Unlike the Diablo VT, which was all-wheel drive, Lamborghini removed the front differential from the SV. As a result, it channeled all its power exclusively to the rear wheels, making it even more of a challenge for brave drivers. Interestingly, this made the SV (Super Veloce) cheaper than other Diablos despite the increased engine power. The removal of the front diff reportedly slashed 12% off the purchase price.
Ordered new by official Lamborghini retailer Touring Auto S.r.l, the vehicle left the Sant'Agata Bolognese factory painted in a gorgeous yellow shade called Roadster Giallo. The purchasing dealer knew how to spec a car, ordering black 'Torpedo' Alcantara interior upholstery uplifted by SV-exclusive stitching and yellow piping.

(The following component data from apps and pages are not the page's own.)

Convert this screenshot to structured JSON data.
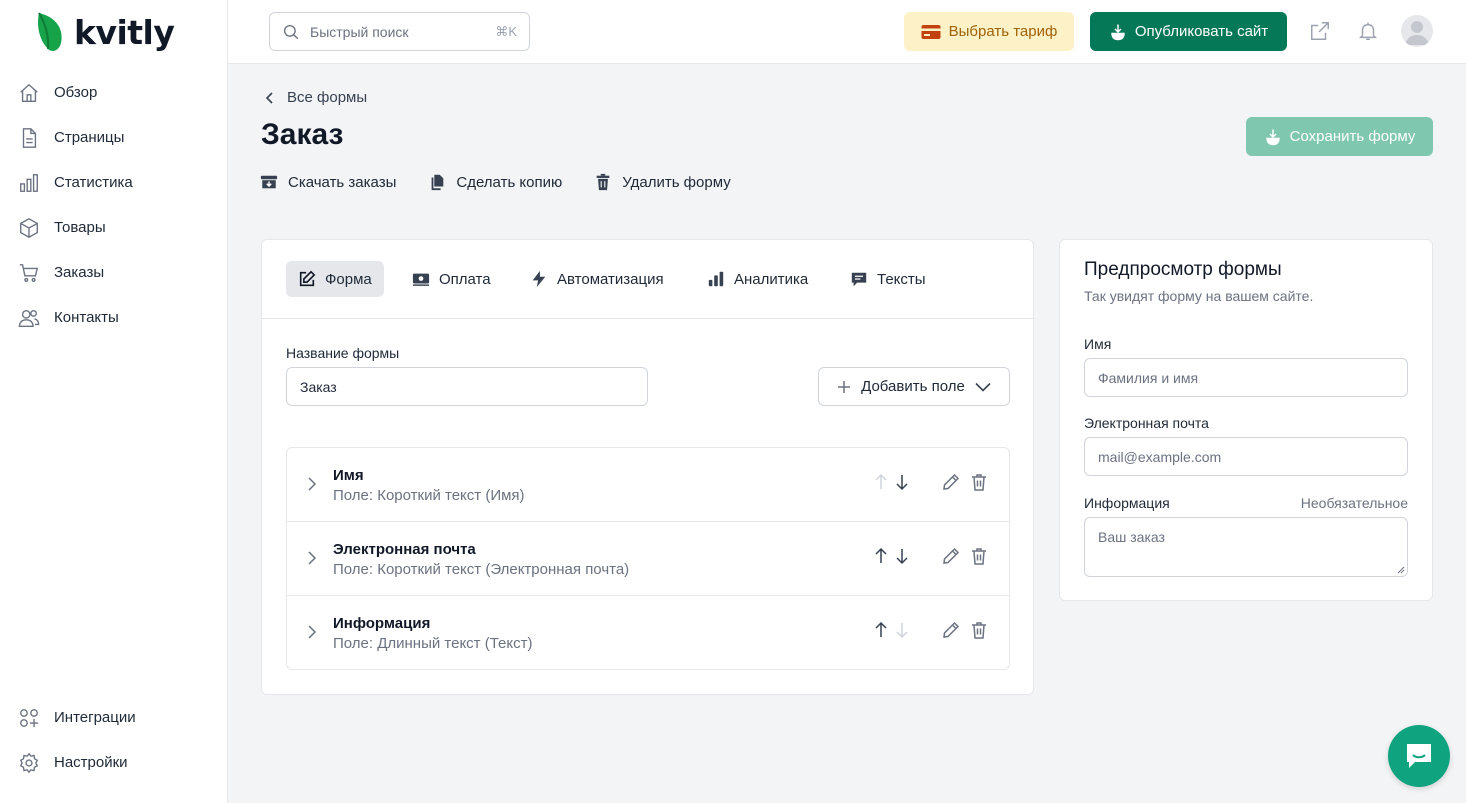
{
  "brand": {
    "name": "kvitly",
    "accent": "#047857"
  },
  "sidebar": {
    "items": [
      {
        "label": "Обзор",
        "icon": "home-icon"
      },
      {
        "label": "Страницы",
        "icon": "page-icon"
      },
      {
        "label": "Статистика",
        "icon": "chart-icon"
      },
      {
        "label": "Товары",
        "icon": "box-icon"
      },
      {
        "label": "Заказы",
        "icon": "cart-icon"
      },
      {
        "label": "Контакты",
        "icon": "users-icon"
      }
    ],
    "bottom": [
      {
        "label": "Интеграции",
        "icon": "integrations-icon"
      },
      {
        "label": "Настройки",
        "icon": "gear-icon"
      }
    ]
  },
  "topbar": {
    "search_placeholder": "Быстрый поиск",
    "search_shortcut": "⌘K",
    "tariff_label": "Выбрать тариф",
    "publish_label": "Опубликовать сайт"
  },
  "page": {
    "back_label": "Все формы",
    "title": "Заказ",
    "save_label": "Сохранить форму",
    "actions": {
      "download": "Скачать заказы",
      "copy": "Сделать копию",
      "delete": "Удалить форму"
    }
  },
  "form": {
    "tabs": [
      {
        "label": "Форма",
        "icon": "edit-icon",
        "active": true
      },
      {
        "label": "Оплата",
        "icon": "payment-icon",
        "active": false
      },
      {
        "label": "Автоматизация",
        "icon": "bolt-icon",
        "active": false
      },
      {
        "label": "Аналитика",
        "icon": "bar-chart-icon",
        "active": false
      },
      {
        "label": "Тексты",
        "icon": "message-icon",
        "active": false
      }
    ],
    "name_label": "Название формы",
    "name_value": "Заказ",
    "add_field_label": "Добавить поле",
    "fields": [
      {
        "name": "Имя",
        "desc": "Поле: Короткий текст (Имя)"
      },
      {
        "name": "Электронная почта",
        "desc": "Поле: Короткий текст (Электронная почта)"
      },
      {
        "name": "Информация",
        "desc": "Поле: Длинный текст (Текст)"
      }
    ]
  },
  "preview": {
    "title": "Предпросмотр формы",
    "subtitle": "Так увидят форму на вашем сайте.",
    "name_label": "Имя",
    "name_placeholder": "Фамилия и имя",
    "email_label": "Электронная почта",
    "email_placeholder": "mail@example.com",
    "info_label": "Информация",
    "info_optional": "Необязательное",
    "info_placeholder": "Ваш заказ"
  }
}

Exposed carbon fiber can be found on the center console inlays with a matte finish, as well as on the door sills, rear wing, and removable roof panel. 1998 was the first year the Diablo was offered with a front suspension lift system, and this example was specified with the desirable option.

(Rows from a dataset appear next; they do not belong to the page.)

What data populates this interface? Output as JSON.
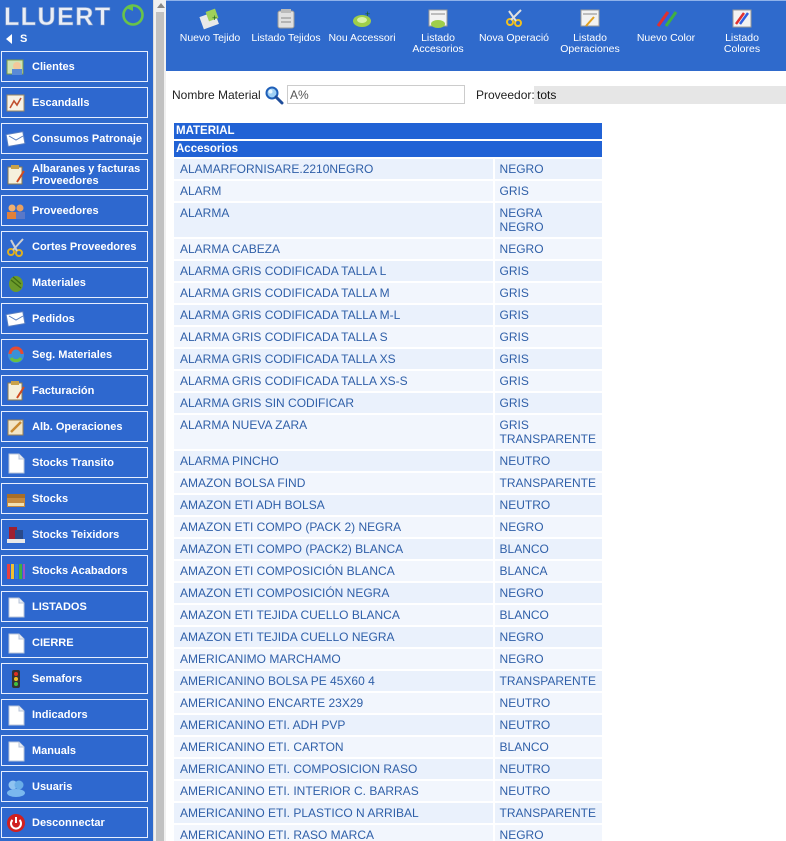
{
  "sidebar": {
    "logo_text": "LLUERT",
    "collapse_label": "S",
    "items": [
      {
        "label": "Clientes",
        "icon": "clients-icon"
      },
      {
        "label": "Escandalls",
        "icon": "escandalls-icon"
      },
      {
        "label": "Consumos Patronaje",
        "icon": "consumos-icon"
      },
      {
        "label": "Albaranes y facturas Proveedores",
        "icon": "albaranes-icon"
      },
      {
        "label": "Proveedores",
        "icon": "suppliers-icon"
      },
      {
        "label": "Cortes Proveedores",
        "icon": "scissors-icon"
      },
      {
        "label": "Materiales",
        "icon": "materials-icon"
      },
      {
        "label": "Pedidos",
        "icon": "orders-icon"
      },
      {
        "label": "Seg. Materiales",
        "icon": "tracking-icon"
      },
      {
        "label": "Facturación",
        "icon": "invoice-icon"
      },
      {
        "label": "Alb. Operaciones",
        "icon": "operations-icon"
      },
      {
        "label": "Stocks Transito",
        "icon": "document-icon"
      },
      {
        "label": "Stocks",
        "icon": "stocks-icon"
      },
      {
        "label": "Stocks Teixidors",
        "icon": "fabric-icon"
      },
      {
        "label": "Stocks Acabadors",
        "icon": "finishers-icon"
      },
      {
        "label": "LISTADOS",
        "icon": "document-icon"
      },
      {
        "label": "CIERRE",
        "icon": "document-icon"
      },
      {
        "label": "Semafors",
        "icon": "traffic-light-icon"
      },
      {
        "label": "Indicadors",
        "icon": "document-icon"
      },
      {
        "label": "Manuals",
        "icon": "document-icon"
      },
      {
        "label": "Usuaris",
        "icon": "users-icon"
      },
      {
        "label": "Desconnectar",
        "icon": "power-icon"
      }
    ]
  },
  "toolbar": {
    "items": [
      {
        "label": "Nuevo Tejido",
        "icon": "new-fabric-icon"
      },
      {
        "label": "Listado Tejidos",
        "icon": "fabric-list-icon"
      },
      {
        "label": "Nou Accessori",
        "icon": "new-accessory-icon"
      },
      {
        "label": "Listado Accesorios",
        "icon": "accessory-list-icon"
      },
      {
        "label": "Nova Operació",
        "icon": "new-operation-icon"
      },
      {
        "label": "Listado Operaciones",
        "icon": "operations-list-icon"
      },
      {
        "label": "Nuevo Color",
        "icon": "new-color-icon"
      },
      {
        "label": "Listado Colores",
        "icon": "color-list-icon"
      }
    ]
  },
  "filters": {
    "material_label": "Nombre Material",
    "material_value": "A%",
    "proveedor_label": "Proveedor:",
    "proveedor_value": "tots"
  },
  "table": {
    "header": "MATERIAL",
    "section": "Accesorios",
    "rows": [
      {
        "name": "ALAMARFORNISARE.2210NEGRO",
        "color": "NEGRO"
      },
      {
        "name": "ALARM",
        "color": "GRIS"
      },
      {
        "name": "ALARMA",
        "color": "NEGRA\nNEGRO"
      },
      {
        "name": "ALARMA CABEZA",
        "color": "NEGRO"
      },
      {
        "name": "ALARMA GRIS CODIFICADA TALLA L",
        "color": "GRIS"
      },
      {
        "name": "ALARMA GRIS CODIFICADA TALLA M",
        "color": "GRIS"
      },
      {
        "name": "ALARMA GRIS CODIFICADA TALLA M-L",
        "color": "GRIS"
      },
      {
        "name": "ALARMA GRIS CODIFICADA TALLA S",
        "color": "GRIS"
      },
      {
        "name": "ALARMA GRIS CODIFICADA TALLA XS",
        "color": "GRIS"
      },
      {
        "name": "ALARMA GRIS CODIFICADA TALLA XS-S",
        "color": "GRIS"
      },
      {
        "name": "ALARMA GRIS SIN CODIFICAR",
        "color": "GRIS"
      },
      {
        "name": "ALARMA NUEVA ZARA",
        "color": "GRIS\nTRANSPARENTE"
      },
      {
        "name": "ALARMA PINCHO",
        "color": "NEUTRO"
      },
      {
        "name": "AMAZON BOLSA FIND",
        "color": "TRANSPARENTE"
      },
      {
        "name": "AMAZON ETI ADH BOLSA",
        "color": "NEUTRO"
      },
      {
        "name": "AMAZON ETI COMPO (PACK 2) NEGRA",
        "color": "NEGRO"
      },
      {
        "name": "AMAZON ETI COMPO (PACK2) BLANCA",
        "color": "BLANCO"
      },
      {
        "name": "AMAZON ETI COMPOSICIÓN BLANCA",
        "color": "BLANCA"
      },
      {
        "name": "AMAZON ETI COMPOSICIÓN NEGRA",
        "color": "NEGRO"
      },
      {
        "name": "AMAZON ETI TEJIDA CUELLO BLANCA",
        "color": "BLANCO"
      },
      {
        "name": "AMAZON ETI TEJIDA CUELLO NEGRA",
        "color": "NEGRO"
      },
      {
        "name": "AMERICANIMO MARCHAMO",
        "color": "NEGRO"
      },
      {
        "name": "AMERICANINO BOLSA PE 45X60 4",
        "color": "TRANSPARENTE"
      },
      {
        "name": "AMERICANINO ENCARTE 23X29",
        "color": "NEUTRO"
      },
      {
        "name": "AMERICANINO ETI. ADH PVP",
        "color": "NEUTRO"
      },
      {
        "name": "AMERICANINO ETI. CARTON",
        "color": "BLANCO"
      },
      {
        "name": "AMERICANINO ETI. COMPOSICION RASO",
        "color": "NEUTRO"
      },
      {
        "name": "AMERICANINO ETI. INTERIOR C. BARRAS",
        "color": "NEUTRO"
      },
      {
        "name": "AMERICANINO ETI. PLASTICO N ARRIBAL",
        "color": "TRANSPARENTE"
      },
      {
        "name": "AMERICANINO ETI. RASO MARCA",
        "color": "NEGRO"
      }
    ]
  }
}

While significant, these details pale in comparison to the overall exterior. The Lamborghini Diablo SV Roadster benefited from all the SV-specific styling touches, which include unique front bumpers, black-painted alloy wheels, white instrument gauges, and the signature SV decals.
Despite a healthy interest in the SV Roadster, Lamborghini called it quits after making just two models. This left several customers and retailers disappointed. Reportedly, some clients requested that Lamborghini remove the front differential from their 1999 VT Roadsters, while a dealership in Switzerland took matters into its own hands, creating the 35th Anniversary edition.
Unknowingly, the automaker created the rarest iteration of the Diablo and one of the rarest Lamborghini road cars ever to exist. The SV Roadster would later be sold to a customer in Germany and would find refuge in the garage of three prominent Lamborghini enthusiasts in later years. Kept away from prying eyes, the vehicle was taken out on special occasions, such as outings hosted by the International Lamborghini Owner's Club.
Refreshingly, this 1998 Lamborghini Diablo has been enjoyed and currently has 42,842 kilometers (26,620 miles) on the clock. Despite this, the vehicle is pristine and has been well-looked-after for the last 25 years. Prospective buyers will be pleased to know it was serviced recently and wears new tires fitted 310 miles ago.
As regular Diablos change hands for massive sums of money, we would be surprised if this rare iteration doesn't sell for $1 million or more. RM Sotheby's hasn't provided an estimate, but interested parties can request this from the auction house.
If you want a modern V12-powered Lamborghini supercar, the new Revuelto is your only choice. An electrically assisted twelve-cylinder engine produces more than 1,000 horsepower. Sure, it's faster than the Diablo and probably more fun to drive. But we think the SV Roadster wins by a country mile when it comes to curb appeal and style. Or you could get the best of both worlds with the Eccentrica Diablo restomod.